START PROVIDED RECORDS

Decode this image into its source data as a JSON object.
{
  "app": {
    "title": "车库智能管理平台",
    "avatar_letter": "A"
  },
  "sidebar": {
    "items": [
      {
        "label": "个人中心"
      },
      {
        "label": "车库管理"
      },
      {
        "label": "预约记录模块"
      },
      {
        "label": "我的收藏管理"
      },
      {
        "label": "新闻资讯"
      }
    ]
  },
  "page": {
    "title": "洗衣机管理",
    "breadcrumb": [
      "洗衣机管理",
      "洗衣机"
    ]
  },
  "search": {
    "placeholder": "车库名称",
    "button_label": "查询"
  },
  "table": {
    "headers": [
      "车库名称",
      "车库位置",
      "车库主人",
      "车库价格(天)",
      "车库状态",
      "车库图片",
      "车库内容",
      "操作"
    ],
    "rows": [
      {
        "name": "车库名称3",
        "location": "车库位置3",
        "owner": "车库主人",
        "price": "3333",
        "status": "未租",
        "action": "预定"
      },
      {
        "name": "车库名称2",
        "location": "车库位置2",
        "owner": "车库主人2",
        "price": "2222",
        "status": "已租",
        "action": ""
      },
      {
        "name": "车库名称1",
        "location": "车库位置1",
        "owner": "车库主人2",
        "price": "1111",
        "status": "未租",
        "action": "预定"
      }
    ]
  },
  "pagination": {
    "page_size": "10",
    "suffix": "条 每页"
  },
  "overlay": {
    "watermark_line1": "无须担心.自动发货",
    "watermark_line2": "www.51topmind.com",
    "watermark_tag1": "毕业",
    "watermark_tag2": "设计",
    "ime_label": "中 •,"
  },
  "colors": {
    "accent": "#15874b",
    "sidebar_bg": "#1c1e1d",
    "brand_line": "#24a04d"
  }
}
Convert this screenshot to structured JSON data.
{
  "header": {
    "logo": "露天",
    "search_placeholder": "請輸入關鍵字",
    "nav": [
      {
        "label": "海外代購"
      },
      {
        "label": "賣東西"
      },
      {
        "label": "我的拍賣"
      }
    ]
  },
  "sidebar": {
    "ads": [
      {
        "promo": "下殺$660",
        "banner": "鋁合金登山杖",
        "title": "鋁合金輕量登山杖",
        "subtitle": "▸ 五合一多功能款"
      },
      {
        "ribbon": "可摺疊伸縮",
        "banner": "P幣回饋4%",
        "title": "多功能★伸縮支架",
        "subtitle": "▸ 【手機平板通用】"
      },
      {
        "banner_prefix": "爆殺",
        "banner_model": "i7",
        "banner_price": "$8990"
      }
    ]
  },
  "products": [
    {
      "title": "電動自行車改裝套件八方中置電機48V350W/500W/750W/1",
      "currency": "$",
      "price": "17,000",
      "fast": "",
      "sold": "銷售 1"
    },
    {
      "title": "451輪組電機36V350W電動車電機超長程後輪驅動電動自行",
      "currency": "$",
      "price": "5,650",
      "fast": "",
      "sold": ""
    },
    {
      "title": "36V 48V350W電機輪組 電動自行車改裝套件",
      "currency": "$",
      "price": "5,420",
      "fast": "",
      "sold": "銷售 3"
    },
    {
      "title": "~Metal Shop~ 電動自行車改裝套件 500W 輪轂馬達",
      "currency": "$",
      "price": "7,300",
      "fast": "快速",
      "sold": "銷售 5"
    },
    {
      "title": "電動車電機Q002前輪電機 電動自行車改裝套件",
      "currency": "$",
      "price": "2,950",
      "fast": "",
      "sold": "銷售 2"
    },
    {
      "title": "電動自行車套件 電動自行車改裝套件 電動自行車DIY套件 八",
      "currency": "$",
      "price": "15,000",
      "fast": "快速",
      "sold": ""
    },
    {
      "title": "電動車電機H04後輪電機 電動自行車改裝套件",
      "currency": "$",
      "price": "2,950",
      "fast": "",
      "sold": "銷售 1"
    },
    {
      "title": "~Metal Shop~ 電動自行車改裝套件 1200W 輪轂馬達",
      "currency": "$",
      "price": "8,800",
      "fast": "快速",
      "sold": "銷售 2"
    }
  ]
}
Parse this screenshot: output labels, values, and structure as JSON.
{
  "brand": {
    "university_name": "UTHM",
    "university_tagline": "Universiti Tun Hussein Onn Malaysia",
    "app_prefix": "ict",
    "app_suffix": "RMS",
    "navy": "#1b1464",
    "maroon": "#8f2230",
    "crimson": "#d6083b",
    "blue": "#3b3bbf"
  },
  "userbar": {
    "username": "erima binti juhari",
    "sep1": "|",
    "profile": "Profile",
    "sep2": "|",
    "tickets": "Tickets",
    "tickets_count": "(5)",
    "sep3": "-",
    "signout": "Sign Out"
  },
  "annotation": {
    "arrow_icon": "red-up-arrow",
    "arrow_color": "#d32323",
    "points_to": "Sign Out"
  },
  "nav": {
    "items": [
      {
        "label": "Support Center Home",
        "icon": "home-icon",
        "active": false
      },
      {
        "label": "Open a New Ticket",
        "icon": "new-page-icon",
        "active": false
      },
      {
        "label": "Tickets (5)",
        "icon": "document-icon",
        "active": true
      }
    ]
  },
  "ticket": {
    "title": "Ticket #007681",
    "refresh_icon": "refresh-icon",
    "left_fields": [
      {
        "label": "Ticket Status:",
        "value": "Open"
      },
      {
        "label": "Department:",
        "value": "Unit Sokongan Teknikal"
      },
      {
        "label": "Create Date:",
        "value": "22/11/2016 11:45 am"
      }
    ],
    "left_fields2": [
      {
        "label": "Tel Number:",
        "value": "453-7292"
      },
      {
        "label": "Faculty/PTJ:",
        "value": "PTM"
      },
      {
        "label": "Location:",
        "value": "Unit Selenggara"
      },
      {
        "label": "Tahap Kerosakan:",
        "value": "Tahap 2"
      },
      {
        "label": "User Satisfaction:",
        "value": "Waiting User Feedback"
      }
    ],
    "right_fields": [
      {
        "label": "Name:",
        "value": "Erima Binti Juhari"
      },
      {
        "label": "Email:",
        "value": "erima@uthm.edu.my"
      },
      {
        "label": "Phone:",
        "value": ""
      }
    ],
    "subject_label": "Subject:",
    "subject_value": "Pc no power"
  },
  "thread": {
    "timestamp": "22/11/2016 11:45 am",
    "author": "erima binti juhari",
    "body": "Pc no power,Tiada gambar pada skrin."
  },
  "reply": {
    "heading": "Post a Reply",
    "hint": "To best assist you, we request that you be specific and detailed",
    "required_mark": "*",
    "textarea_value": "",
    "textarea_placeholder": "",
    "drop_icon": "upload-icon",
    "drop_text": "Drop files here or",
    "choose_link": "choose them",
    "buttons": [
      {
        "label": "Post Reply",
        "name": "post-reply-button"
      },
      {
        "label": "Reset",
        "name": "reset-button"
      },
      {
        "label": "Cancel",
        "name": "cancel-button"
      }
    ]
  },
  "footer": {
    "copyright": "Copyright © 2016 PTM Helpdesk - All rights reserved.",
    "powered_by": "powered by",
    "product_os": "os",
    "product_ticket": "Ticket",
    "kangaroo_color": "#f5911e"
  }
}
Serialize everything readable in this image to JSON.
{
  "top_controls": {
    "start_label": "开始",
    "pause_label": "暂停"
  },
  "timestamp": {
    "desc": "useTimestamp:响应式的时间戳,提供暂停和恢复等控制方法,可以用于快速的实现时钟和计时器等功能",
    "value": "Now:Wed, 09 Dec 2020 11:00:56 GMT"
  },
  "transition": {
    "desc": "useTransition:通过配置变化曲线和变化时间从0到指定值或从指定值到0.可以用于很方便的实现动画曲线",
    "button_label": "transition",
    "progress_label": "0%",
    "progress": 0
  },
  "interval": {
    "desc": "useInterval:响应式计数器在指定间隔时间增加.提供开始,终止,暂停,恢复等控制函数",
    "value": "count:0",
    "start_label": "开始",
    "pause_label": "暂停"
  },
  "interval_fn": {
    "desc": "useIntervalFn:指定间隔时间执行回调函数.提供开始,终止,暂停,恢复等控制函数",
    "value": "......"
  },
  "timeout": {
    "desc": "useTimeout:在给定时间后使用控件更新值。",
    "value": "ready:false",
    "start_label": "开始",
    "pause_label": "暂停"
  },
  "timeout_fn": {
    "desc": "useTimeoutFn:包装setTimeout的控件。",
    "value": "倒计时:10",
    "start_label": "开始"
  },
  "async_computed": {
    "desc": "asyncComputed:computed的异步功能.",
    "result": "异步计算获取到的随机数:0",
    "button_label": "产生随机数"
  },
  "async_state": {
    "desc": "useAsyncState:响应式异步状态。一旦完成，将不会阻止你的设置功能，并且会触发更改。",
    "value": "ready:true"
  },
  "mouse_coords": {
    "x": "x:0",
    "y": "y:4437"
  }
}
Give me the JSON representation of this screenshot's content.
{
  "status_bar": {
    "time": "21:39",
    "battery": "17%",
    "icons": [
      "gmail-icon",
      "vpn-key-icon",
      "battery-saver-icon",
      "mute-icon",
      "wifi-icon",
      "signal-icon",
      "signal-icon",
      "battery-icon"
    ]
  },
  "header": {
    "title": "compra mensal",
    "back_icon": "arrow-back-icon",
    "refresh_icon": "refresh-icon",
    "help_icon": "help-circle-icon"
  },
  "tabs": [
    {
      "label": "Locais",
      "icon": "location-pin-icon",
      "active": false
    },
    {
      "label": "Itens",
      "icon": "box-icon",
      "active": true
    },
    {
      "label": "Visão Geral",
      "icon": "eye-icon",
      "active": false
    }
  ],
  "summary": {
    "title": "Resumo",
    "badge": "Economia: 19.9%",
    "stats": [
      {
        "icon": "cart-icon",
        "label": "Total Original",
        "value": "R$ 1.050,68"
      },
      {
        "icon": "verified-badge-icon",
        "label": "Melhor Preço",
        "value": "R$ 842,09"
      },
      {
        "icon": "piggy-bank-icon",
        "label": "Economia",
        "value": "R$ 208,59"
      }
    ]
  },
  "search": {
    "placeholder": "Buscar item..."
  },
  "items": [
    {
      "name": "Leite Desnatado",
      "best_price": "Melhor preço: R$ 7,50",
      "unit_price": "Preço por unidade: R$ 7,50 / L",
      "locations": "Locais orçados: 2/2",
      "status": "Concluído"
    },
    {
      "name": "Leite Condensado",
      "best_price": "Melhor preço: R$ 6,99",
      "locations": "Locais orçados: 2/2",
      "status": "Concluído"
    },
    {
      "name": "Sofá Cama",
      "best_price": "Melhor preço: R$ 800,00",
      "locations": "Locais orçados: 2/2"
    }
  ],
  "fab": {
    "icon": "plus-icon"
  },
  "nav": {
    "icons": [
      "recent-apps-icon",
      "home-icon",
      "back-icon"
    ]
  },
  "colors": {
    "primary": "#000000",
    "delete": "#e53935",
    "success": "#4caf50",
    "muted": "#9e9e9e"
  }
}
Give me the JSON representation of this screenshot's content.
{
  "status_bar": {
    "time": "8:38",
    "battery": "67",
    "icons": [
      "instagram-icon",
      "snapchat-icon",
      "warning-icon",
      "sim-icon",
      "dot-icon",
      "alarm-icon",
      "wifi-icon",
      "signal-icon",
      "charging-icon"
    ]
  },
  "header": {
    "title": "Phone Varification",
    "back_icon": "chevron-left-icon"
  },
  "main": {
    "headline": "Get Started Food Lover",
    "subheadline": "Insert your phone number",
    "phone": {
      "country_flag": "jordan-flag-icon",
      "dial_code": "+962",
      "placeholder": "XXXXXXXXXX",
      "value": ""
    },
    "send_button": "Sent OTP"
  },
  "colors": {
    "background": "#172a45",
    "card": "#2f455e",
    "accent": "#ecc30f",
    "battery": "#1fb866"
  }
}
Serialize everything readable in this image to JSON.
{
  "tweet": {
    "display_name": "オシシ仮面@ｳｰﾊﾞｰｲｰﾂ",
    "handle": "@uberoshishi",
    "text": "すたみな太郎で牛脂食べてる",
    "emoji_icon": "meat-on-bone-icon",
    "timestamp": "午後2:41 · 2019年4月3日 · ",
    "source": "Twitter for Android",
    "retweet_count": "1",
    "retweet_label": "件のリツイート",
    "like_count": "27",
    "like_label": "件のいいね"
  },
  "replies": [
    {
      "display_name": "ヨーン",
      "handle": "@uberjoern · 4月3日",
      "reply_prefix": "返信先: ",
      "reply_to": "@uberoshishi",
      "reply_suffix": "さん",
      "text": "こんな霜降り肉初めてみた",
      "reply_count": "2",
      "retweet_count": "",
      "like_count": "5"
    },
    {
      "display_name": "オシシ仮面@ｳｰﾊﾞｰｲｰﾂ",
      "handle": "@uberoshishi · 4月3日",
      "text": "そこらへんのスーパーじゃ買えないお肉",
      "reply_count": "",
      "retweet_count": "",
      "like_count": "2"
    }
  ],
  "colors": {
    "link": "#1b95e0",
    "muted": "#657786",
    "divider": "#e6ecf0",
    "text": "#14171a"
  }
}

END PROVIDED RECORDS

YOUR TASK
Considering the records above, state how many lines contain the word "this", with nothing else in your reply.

RESPONSE BELOW
7